I know, it’s only October. But getting your flu shot early can help you avoid the fever, coughs, sneezes and aches down the line.
Here in Placer County, emergency room (ER) visits have been on the rise for flu or pneumonia, which is considered vaccine-preventable. The number of ER visits has more than doubled in the past few years, from just more than two visits for every 10,000 people to more than five in 2014.
And flu is nothing to sniff at. We frequently see one or two people under the age of 65 die each year from flu or related complications.
The young and the elderly are particularly at risk for serious complications, along with pregnant women or people with chronic conditions.
Vaccines are widely available at local pharmacies, at your doctor’s office and more. Log on to vaccinefinder.org to find a spot near you. If you need help, give us a call at 530-889-7141.
It’s important to get vaccinated every year because flu strains change so rapidly. While this year’s vaccine may not be effective against every strain out there, it is developed to combat the most prevalent varieties.
Anyone 6-months-old or older can get a shot. And getting the shot as a pregnant woman offers your baby some protection. Even if you contract the flu after getting the vaccine, because the strains aren’t an exact match, you’ll often experience less severe symptoms.
The 2014-15 flu season was the first time I was here in Placer County and I got my flu shot at a local pharmacy. We had maybe one case of flu reported by January, so when I woke up sneezing and coughing one morning, it didn’t even enter my mind that it could be the flu.
As the day wore on, I felt worse and worse, hacking my way through meetings. It had been 15 or 20 years since I had the flu and I was in denial. Who, me? The health officer! Doctors can be the worst about working while sick. At that point, I hadn’t taken a sick day in years.
Finally, that afternoon, I admitted defeat. I wiped down my entire office, went home and hoped that I hadn’t exposed too many people. Thankfully, because I had gotten the shot, the symptoms weren’t as severe as they could’ve been.

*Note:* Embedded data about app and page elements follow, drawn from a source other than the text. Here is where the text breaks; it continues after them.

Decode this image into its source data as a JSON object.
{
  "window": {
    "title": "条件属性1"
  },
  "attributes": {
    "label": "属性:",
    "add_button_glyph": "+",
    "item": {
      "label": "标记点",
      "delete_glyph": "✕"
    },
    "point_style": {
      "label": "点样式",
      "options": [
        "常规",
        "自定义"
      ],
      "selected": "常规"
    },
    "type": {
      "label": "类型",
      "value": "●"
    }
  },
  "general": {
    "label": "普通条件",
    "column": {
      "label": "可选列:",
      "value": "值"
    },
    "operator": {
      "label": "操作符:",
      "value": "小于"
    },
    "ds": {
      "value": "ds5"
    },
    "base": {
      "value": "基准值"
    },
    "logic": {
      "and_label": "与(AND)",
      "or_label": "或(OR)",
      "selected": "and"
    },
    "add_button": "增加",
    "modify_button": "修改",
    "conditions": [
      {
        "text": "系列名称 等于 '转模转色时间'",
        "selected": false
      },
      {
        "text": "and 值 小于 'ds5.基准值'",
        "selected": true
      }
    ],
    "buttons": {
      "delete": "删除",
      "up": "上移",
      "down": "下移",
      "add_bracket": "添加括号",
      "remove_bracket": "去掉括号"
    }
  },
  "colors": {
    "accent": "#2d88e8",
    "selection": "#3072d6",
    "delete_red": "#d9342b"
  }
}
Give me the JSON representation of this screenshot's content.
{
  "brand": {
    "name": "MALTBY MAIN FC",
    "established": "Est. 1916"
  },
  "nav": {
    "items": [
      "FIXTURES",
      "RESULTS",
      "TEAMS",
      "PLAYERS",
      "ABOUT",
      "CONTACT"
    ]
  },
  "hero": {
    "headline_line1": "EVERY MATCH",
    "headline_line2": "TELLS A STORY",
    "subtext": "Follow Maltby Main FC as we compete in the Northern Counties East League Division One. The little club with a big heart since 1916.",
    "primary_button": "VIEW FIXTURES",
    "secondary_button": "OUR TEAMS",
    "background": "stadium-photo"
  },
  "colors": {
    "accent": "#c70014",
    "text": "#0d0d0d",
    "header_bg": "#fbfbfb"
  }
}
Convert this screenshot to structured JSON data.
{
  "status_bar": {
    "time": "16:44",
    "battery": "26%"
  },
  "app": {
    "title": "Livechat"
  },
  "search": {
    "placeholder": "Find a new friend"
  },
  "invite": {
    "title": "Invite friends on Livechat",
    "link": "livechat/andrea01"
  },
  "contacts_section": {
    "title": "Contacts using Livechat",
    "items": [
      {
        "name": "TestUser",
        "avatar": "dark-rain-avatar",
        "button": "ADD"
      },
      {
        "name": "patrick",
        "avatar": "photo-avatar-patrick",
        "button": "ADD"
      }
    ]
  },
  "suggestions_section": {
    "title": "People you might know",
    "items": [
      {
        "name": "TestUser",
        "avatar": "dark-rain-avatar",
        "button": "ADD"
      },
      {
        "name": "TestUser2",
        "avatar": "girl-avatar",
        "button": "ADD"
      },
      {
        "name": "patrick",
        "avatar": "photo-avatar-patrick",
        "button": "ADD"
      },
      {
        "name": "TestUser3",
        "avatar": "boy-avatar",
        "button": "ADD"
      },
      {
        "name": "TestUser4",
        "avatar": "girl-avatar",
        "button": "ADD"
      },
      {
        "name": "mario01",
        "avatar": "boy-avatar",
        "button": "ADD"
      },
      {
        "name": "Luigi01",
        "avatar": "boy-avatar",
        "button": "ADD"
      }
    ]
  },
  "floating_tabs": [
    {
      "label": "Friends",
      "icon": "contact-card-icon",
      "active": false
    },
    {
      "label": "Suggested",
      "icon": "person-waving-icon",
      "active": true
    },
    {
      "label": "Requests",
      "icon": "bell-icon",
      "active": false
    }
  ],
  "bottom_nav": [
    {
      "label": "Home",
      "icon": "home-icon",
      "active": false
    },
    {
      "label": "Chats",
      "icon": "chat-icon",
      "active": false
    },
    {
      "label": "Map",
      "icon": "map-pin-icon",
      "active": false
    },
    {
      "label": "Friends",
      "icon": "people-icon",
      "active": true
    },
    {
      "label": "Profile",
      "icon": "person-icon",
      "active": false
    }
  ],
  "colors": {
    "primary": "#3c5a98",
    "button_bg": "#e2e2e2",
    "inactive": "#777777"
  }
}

So please learn from my experience: get your shot, and if you happen to be the unfortunate person who still manages to win the “flu lottery,” go home and take care of yourself!
Be well, Placer!
Dr. Robert Oldham is Placer County’s public health officer. You can contact his office at 530-889-7141.